The Honda Ridgeline has been the darling of the midsize truck world since the truck debuted in 2016. Journalists have for years now fawned over the vehicle’s smooth ride, agile handling, good fuel economy, impressive interior space and decent utility. But what very few have complimented is the front-end styling. Now Honda has fixed it. Well, sort of.
I refer to the front-end styling as the Ridgeline’s “Most Baffling Problem” for a reason. Back in 2016, about a half a year after the truck’s Detroit auto show debut, I interviewed Honda engineers for an article that I’d later title “Midsize Trucks Don’t Need Frames.” We discussed all the work Honda’s body team put into ditching the previous-generation Ridgeline’s sail pillars to give the new vehicle a more trucklike look.
Honda even made it clear in its press release for the 2017 Ridgeline that engineers were looking to give the vehicle a more “conventional” design profile. From Honda:
Utilizing fully boxed frame members for the body sides and rear tailgate frame, the truss-style rear inner construction contributes to the new Ridgeline’s more conventional three-box design profile—allowing for the elimination of the buttress-style body structure in the forward portion of the upper bed on the previous model—while contributing to a 28-percent gain in torsional rigidity versus the previous model.
My “Midsize Trucks Don’t Need Frames” story mentions how the team at Honda developed a “critical unibody joint” comprising welds, adhesives and fasteners — a setup that gave the back of the truck’s cab-to-bedside interface a a nice 90-ish degree angle. This made the new truck look a lot less weird than its predecessor (which has a bit of a cult following, incidentally) when viewed from the rear.
Here’s a look at the old Ridgeline’s rear:
Those sail pillars are pretty strange looking, right? Well, the new generation Ridgeline’s critical unibody joint took the “strange” down a notch:
And here’s what I mean by “baffling.” Engineers spent all this time making the Ridgeline look more like a conventional truck from the rear — finding a way to brace the unibody to handle torsional and bending loads without the need for the sail pillars — but then when it came to front-end styling, the truck didn’t look trucklike at all!
Specifically, it looked a lot like a Honda Pilot, which is a crossover SUV:
I didn’t get it, and neither did my coworker Andrew Collins, who wrote this in his 2016 review:

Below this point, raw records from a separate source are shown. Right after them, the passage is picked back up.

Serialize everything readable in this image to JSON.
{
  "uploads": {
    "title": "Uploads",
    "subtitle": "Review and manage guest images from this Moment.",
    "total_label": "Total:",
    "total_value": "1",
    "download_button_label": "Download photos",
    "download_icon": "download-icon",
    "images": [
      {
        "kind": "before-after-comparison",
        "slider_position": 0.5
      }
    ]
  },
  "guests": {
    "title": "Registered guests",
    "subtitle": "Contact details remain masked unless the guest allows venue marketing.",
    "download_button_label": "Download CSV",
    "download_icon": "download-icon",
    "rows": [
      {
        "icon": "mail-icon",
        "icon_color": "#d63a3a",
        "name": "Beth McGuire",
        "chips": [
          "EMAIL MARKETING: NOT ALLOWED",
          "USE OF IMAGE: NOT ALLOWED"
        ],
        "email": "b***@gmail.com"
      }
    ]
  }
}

Make the face just a little meaner. I get that driving dynamics like elevator music is appealing to some people. But Honda could have done a lot to give this car a little more personality by making the face a little more trucklike. How’s that you ask? “More square.” For more guidance, look at any other pickup truck.
Now Honda has tried to fix this problem, giving the 2021 model a “tough new look.” Here’s what Honda says in its press materials about the new nose:
The 2021 Ridgeline features all-new sheet metal from the front roof pillars forward. Design changes include a new hood sporting a pronounced power bulge and new front fenders that emphasize the squared-off nose and more upright grille, flanked by LED headlights updated for better illumination.
The truck actually looks decent. I dig the big, wide grille that no longer has a two-section horizontal bar in it. I also think the lower fascia looks fairly chunky, almost as if the pickup is wearing some sort of chin guard. I’m also a fan of the fact that the Ridgeline now differentiates itself quite a bit from the Pilot. Here’s the new Ridgeline:
Here’s the Pilot:
I’m not sold on the lights, but overall, I think the truck looks no less “mean” than, say, the Chevy Colorado (especially 2020 and back models) or Ford Ranger. I also don’t find its styling any more imaginative than the styling on those trucks, which is to say: It’s a bit bland. Clean and not fussy, yes, but bland.
Maybe I’ll change my mind when I see one in person.
That said, the conservative styling actually might work well for a Honda buyer, who may be just as interested in the 2021 Ridgeline’s interior changes — changes that include “new graphics, easier-to-use touchscreen icons and a physical volume knob.”
Since I find the new Ridgeline’s styling to be rather generic, I’ll end this article in the most generic way one can end an article about a new or updated car:
The 2021 Ridgeline hits showrooms early next year.